Nerd Trips has gone international! For the first time since I started the blog, we exported our nerdy pursuit overseas.
My friends invited me to stay with them in London, and were they in for some nerdy adventures. Here’s a preview.
Ben Franklin house: Did you know that Ben Franklin lived in London for 16 years? He rented a room from woman whose son-in-law ran an anatomy school out of the house. Excavators literally found bodies in the basement.
Blue Plaque Pursuit London has more than 800 blue plaques on homes and buildings connected to famous people, ranging from Charles Darwin and Jimi Hendrix to George Frideric Handel and Sigmund Freud.
As an English major, I set off in pursuit of plaques connected to writers and poets. From Mark Twain to Bram Stoker, we tromped through Chelsea on a literary quest culminating in the home of a personal favorite George Eliot (aka Mary Ann Evans).
Another day found us dragging a reluctant nine-year-old (sorry Anna!) through Kensington to find plaques for Agatha Christie, Ezra Pound and T.S. Eliot. We encountered some hidden alleys, dead ends and similarly named streets, but we persevered!
Then came a humid hike uphill through Hampstead Heath (apologies to my friend Beth) where we trudged on and snagged blue plaques connected to Keats and D.H. Lawrence!
Charles Dickens museum: A blue plaque will also guide you to the London home of Charles Dickens where he wrote Oliver Twist and Nicholas Nickleby. He entertained some famous folks there, and there are lots of fun things to see in the museum, which features shadowy Dickens figures to guide your way.
Florence Nightingale museum: Appropriately enough, the mother of modern nursing has a museum near a hospital. We learned a lot at the Florence Nightingale museum, including some gruesome descriptions of medical care during the Crimean War and details of Nightingale’s passion, persistence and PR savvy. You can even buy Florence Nightingale soap in the gift shop.
Sherlock Holmes museum: We also visited the home of a fictional character, Sherlock Holmes. The famous detective famously lived at 221B Baker Street where you can tour the Sherlock Holmes museum, complete with deer stalking caps, pipes and life-size dummies in scenes from the stories. We waited in line for two hours (including two rainstorms) to tour this Victorian townhouse, which I found to be completely ridiculous and very fun at the same time.

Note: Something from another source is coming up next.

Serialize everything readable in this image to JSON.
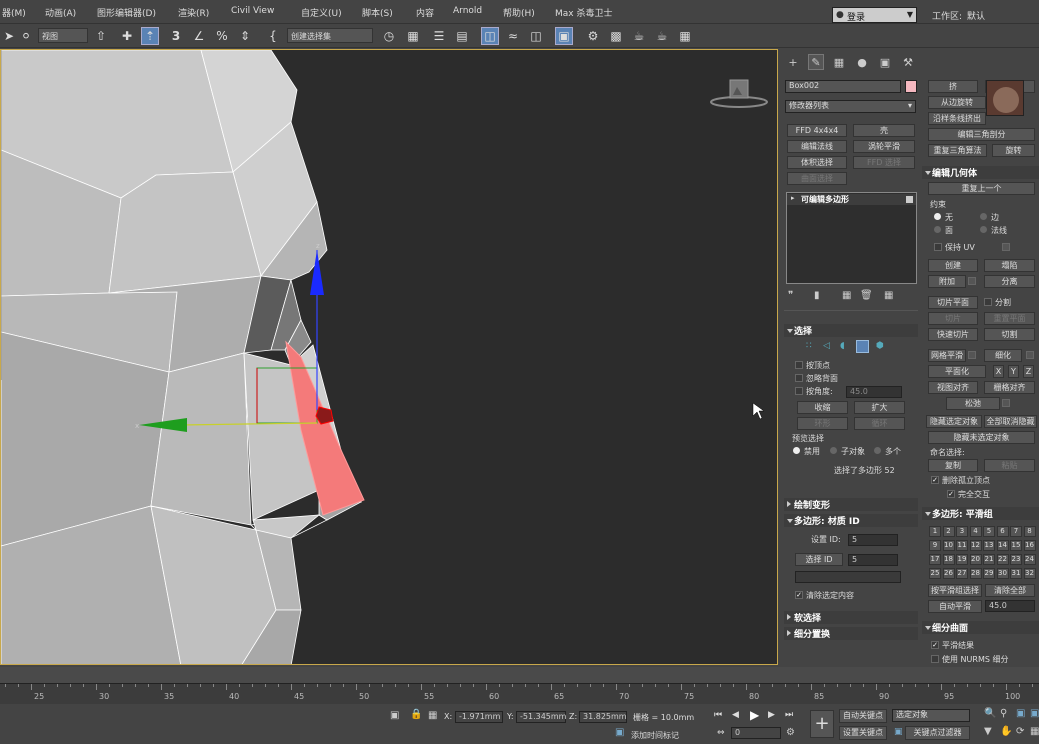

Coincidentally, I was in London the week when the royal baby was born. As a former TV news producer, I dragged my friend to the hospital to see the camera stake-out, then I braved the crowds at Buckingham Palace to see the “golden easel” the day after Prince George was born. What a week! I look forward to sharing the details of the London Nerd Trips in future posts and special thanks to my friends Beth, Mark and Anna for their hospitality!